USA Today – Employee Well-Being Supplement – 2015
How to assist employers in employee well-being using the CCR principles of engagement. Published in the Employer Well-Being supplement of USA Today on September 26, 2015. The article is located on page 14.
In Disruptive Waves Part 1, I discussed the concept of disruptive waves and the damage they cause to our environment, mental wellbeing, and disease recovery. Now, let us look at how to solve this dilemma. Why is it getting worse? What can we do? We need to understand why we are in this situation and look at accountability and culture as possible causes.
How We React to Disruptive Waves and COVID-19 Part 1 – 2020
I began observing how people react to COVID-19 back in early March. I noticed aberrant behaviors as panic set. People began to hoard paper products. After toilet paper, cleaning products were in high demand. Every week or two, another product fell victim to this phenomenon and shelves were emptied in stores. I also noticed that news about COVID-19 hit us in waves. Each wave disrupted our lifestyles and our ability to function in a changing world. The disruptive waves are not just one wave but a series of waves constantly pounding us.
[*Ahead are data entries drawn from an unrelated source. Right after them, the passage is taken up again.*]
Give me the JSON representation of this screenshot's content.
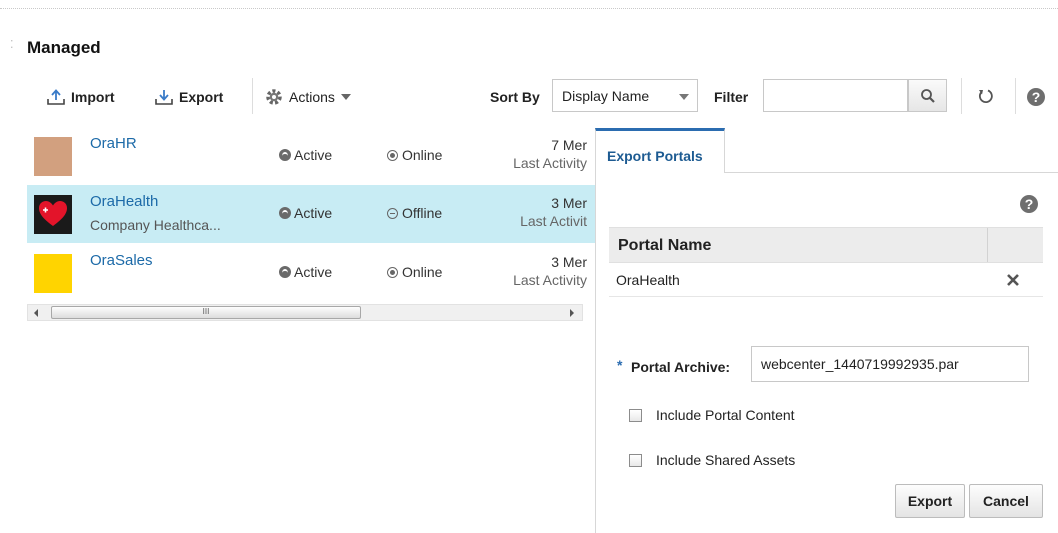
{
  "header": {
    "title": "Managed"
  },
  "toolbar": {
    "import_label": "Import",
    "export_label": "Export",
    "actions_label": "Actions",
    "sort_by_label": "Sort By",
    "sort_value": "Display Name",
    "filter_label": "Filter",
    "filter_value": ""
  },
  "portals": [
    {
      "name": "OraHR",
      "description": "",
      "state": "Active",
      "availability": "Online",
      "members": "7 Mer",
      "activity": "Last Activity",
      "thumb_color": "#d2a07f",
      "selected": false
    },
    {
      "name": "OraHealth",
      "description": "Company Healthca...",
      "state": "Active",
      "availability": "Offline",
      "members": "3 Mer",
      "activity": "Last Activit",
      "thumb_color": "#1a1a1a",
      "selected": true
    },
    {
      "name": "OraSales",
      "description": "",
      "state": "Active",
      "availability": "Online",
      "members": "3 Mer",
      "activity": "Last Activity",
      "thumb_color": "#ffd400",
      "selected": false
    }
  ],
  "scrollbar": {
    "grip": "III"
  },
  "export_panel": {
    "tab_label": "Export Portals",
    "table_header": "Portal Name",
    "rows": [
      {
        "name": "OraHealth"
      }
    ],
    "archive_label": "Portal Archive:",
    "required_marker": "*",
    "archive_value": "webcenter_1440719992935.par",
    "include_content_label": "Include Portal Content",
    "include_assets_label": "Include Shared Assets",
    "export_button": "Export",
    "cancel_button": "Cancel"
  },
  "colors": {
    "accent": "#2b6cb0",
    "link": "#1c6aa8",
    "selected_row": "#c8ecf4"
  },
  "icons": [
    "import-icon",
    "export-icon",
    "gear-icon",
    "search-icon",
    "refresh-icon",
    "help-icon",
    "close-icon",
    "heart-icon"
  ]
}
Many years ago, while heading up a product marketing group at AT&T, I learned the successful marketing is about 2 things: content and packaging. Most of the time, packaging wins on influencing decision-making over content, especially with Consumer Product Goods. No one looks at labels to see what is in the box of a product. Instead, we are heavily influenced by the packaging and brand. In the early days, the Brand was strong enough to influence decision-making and the packaging radiated the brand that supported all promotional marketing effort.
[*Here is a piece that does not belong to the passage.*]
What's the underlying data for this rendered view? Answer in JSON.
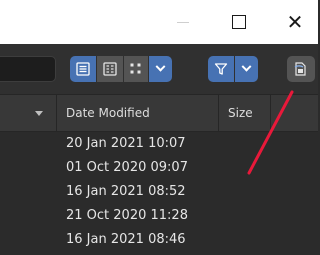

As a whole, healthcare organizations want to improve patient and member outcomes, and help those people achieve their desired outcomes. Whether it’s an older patient wanting to stay healthy enough to live independently, or a child needing a set of ear tubes to reduce the frequency of ear infections, each patient has unique needs that require attention to detail.
Digital is not new, it’s just a hot topic as we make another leap forward in technology. Computers ushered in a new era in the 60’s and 70’s through automation to businesses and our lives. Digital continues to impact our lives every decade in a significant way. But only recently has it taken an interesting turn whose impact will be felt in every aspect of our lives and lifestyle.
As human beings, we make decisions in the most peculiar ways. Decisions are influenced from a variety of sources and internal mechanisms. It is my theory that decisions form the basis for sustainable consumer engagement in healthcare so if we wish to achieve sustainable engagement, we must understand what makes us tick – what makes us decide to do things. updated April 2016
Understand the impact of multi-channel communications has on the business and its customers. The 3 keys to Channel Unity (voice as one to the consumer) and engagement are Consistent, Coordinated, and Relevant communications and interactions. Learn how an Intelligent Engagement Platform can help achieve Channel Unity in your business.
We tend to focus on disruption in technology, but we should notice a disruption in culture as well. This may sound strange coming from a person educated in engineering but I found that healthcare requires cultural disruption in order to fix healthcare as we know it … broken pieces to a consumer’s eyes.
Understand the impact a company’s culture has on the business and its customers. Measure your organization’s cultural strength index and understand how to rejuvenate an existing culture. Look at culture and its impact on customer experience (CX).
The importance of consumer centricity in healthcare for Payers and Providers as they shift to a B2C world. Solution steps to centricity include understanding consumer behaviors, generating useful experiences, developing relevant multi-channel communications, and providing engagement programs.
As today’s customer service environment increasingly moves toward self-service, learning how to maintain a personal touch as we shift from people to technology is important. Although staying at the forefront of health care may seem complex, it boils down to a very simple solution — understanding the health plan members’ needs relative to the convenience they are accustomed to in virtually every other industry. With this understanding in mind, innovative solutions are the vehicle to driving member satisfaction and garnering loyalty, not to mention making a true improvement in quality of life.
Magnetic Stripe Reference – 2006
Support for the Integrated Insurance Card which includes medical, dental and medication. Uses track 3 of a mag stripe to store essential identification data (ID #, group #)
Smart card technology used to advance the traditional medical insurance card into a multipurpose card so to assist in access, registration and payment for members.
Provider Kiosk – 2005
Provide a point of entry system for patients to improve their experience, automate the processes, capture data, provide information, and performs transaction processing.
This document reviews advanced uses of the PHR beyond its present use of holding personal health information on a computer system. A Microcard uses active RFID to store vital health data which can transmit data to other devices.
First app to aggregate voice, text, and music and then transformed to a concatenated audio stream which would be sent to a mobile phone for playback. An iTunes type of service but includes more than music – gathers personal essential information and converts it to audio. Examples include calendar events, tasks, notes. and news. Uses the Space-Time portal patent.